____ Supplied data
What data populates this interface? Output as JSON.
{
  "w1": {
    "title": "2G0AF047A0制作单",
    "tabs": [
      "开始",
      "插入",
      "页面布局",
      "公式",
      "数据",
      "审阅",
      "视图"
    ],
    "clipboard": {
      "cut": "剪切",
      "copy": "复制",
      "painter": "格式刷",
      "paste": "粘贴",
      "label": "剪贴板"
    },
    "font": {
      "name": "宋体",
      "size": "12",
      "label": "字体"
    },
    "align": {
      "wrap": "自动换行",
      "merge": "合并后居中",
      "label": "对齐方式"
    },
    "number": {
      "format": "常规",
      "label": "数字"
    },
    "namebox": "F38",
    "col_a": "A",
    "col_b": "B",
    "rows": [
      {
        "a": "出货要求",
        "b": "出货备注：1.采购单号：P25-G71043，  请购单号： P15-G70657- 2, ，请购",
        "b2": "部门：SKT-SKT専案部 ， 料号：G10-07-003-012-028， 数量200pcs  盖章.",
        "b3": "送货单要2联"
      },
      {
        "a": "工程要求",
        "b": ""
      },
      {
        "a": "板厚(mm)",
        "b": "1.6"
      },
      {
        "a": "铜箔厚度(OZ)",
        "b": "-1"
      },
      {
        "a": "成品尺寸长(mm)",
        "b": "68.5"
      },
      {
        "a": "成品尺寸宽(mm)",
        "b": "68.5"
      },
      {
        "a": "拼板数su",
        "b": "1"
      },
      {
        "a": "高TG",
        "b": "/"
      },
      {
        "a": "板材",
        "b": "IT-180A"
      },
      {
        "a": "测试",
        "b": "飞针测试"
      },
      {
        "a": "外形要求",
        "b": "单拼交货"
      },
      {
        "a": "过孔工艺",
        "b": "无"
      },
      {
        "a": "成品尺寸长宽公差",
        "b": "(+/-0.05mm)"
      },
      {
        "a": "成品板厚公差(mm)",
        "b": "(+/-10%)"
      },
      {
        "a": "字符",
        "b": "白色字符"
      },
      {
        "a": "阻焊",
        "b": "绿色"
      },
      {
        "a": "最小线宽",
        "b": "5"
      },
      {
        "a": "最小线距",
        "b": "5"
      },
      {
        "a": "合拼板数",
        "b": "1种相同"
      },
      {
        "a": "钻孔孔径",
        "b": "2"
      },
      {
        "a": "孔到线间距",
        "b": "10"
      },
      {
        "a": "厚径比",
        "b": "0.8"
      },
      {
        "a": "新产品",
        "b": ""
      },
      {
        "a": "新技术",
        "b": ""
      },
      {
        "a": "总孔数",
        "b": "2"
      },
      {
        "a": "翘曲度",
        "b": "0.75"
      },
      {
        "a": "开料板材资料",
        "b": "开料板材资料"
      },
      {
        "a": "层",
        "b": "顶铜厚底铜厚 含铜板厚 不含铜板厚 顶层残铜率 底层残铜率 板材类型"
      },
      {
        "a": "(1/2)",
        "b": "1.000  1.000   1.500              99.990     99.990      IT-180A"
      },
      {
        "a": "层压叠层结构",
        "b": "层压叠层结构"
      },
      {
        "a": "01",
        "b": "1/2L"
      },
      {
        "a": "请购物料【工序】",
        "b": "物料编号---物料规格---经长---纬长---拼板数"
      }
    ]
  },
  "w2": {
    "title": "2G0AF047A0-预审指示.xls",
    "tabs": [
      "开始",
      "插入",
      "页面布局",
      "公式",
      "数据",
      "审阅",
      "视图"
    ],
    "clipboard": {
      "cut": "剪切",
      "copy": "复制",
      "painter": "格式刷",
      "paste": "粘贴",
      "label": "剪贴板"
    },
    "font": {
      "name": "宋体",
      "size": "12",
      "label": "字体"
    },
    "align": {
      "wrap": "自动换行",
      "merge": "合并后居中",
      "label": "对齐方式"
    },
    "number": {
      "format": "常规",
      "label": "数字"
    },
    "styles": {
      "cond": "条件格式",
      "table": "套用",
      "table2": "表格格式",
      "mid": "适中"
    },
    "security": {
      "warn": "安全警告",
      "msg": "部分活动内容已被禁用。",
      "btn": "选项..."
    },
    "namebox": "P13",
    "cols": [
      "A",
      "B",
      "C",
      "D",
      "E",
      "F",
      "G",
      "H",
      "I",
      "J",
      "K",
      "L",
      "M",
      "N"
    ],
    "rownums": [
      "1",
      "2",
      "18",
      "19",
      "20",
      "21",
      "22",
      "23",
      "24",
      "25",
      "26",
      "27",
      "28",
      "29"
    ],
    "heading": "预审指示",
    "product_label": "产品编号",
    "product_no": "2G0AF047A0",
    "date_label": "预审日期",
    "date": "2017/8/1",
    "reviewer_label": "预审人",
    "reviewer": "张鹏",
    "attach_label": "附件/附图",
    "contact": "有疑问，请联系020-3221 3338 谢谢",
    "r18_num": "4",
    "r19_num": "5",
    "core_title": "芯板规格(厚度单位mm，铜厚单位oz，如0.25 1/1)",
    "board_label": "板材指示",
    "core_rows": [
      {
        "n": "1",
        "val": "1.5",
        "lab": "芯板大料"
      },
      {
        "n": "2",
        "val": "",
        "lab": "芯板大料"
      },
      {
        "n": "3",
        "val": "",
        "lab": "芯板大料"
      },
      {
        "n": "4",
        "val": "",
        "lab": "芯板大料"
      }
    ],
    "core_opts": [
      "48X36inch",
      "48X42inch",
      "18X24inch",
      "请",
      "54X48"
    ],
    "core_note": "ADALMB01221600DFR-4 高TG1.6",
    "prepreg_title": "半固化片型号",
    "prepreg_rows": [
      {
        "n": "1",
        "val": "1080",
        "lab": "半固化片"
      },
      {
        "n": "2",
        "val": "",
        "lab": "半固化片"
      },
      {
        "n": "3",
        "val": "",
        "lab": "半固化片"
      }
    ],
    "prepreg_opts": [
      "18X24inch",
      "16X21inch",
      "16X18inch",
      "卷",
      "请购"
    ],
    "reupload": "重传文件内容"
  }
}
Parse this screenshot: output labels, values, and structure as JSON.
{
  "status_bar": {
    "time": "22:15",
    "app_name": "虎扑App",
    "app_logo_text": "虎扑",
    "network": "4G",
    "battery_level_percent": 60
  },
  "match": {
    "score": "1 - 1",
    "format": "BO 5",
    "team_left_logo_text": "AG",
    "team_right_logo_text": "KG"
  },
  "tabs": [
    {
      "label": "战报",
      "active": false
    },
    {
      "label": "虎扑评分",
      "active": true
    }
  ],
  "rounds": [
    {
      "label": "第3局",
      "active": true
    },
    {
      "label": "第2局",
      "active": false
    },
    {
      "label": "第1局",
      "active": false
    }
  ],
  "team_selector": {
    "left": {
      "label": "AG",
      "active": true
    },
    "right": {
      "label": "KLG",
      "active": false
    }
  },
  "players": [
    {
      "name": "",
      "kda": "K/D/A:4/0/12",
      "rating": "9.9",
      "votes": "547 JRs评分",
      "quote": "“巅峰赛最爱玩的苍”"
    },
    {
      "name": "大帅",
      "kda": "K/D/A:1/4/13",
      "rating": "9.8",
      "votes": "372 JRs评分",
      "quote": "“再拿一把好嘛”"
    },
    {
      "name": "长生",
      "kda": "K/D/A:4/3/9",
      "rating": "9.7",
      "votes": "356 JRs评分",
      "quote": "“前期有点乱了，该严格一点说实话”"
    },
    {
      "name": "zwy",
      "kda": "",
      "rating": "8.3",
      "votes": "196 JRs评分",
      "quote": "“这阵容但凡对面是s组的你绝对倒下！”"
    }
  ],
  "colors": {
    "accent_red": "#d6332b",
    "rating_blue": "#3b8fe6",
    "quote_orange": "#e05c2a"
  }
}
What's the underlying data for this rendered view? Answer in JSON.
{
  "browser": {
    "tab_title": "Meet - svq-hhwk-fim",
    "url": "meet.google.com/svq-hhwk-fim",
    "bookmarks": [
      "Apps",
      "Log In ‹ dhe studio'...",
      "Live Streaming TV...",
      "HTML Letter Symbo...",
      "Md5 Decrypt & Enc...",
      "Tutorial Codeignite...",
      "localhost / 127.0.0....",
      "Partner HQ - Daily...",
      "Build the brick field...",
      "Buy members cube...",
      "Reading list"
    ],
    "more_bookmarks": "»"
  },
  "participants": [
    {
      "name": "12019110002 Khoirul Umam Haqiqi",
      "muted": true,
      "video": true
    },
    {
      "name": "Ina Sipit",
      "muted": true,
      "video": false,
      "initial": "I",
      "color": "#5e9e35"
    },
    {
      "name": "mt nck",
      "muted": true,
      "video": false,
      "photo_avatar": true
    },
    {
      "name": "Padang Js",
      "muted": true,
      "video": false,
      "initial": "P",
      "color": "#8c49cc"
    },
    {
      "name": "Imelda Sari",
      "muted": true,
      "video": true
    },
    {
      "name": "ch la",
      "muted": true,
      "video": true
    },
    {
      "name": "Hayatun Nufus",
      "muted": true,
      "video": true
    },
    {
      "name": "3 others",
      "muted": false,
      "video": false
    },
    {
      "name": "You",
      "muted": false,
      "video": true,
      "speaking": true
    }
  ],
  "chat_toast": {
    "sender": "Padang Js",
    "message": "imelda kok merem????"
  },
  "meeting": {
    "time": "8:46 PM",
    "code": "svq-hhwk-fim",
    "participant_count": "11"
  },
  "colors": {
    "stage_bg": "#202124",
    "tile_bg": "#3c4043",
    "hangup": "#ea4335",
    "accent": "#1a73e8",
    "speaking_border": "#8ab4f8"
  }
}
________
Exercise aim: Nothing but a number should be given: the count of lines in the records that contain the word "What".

Result: 2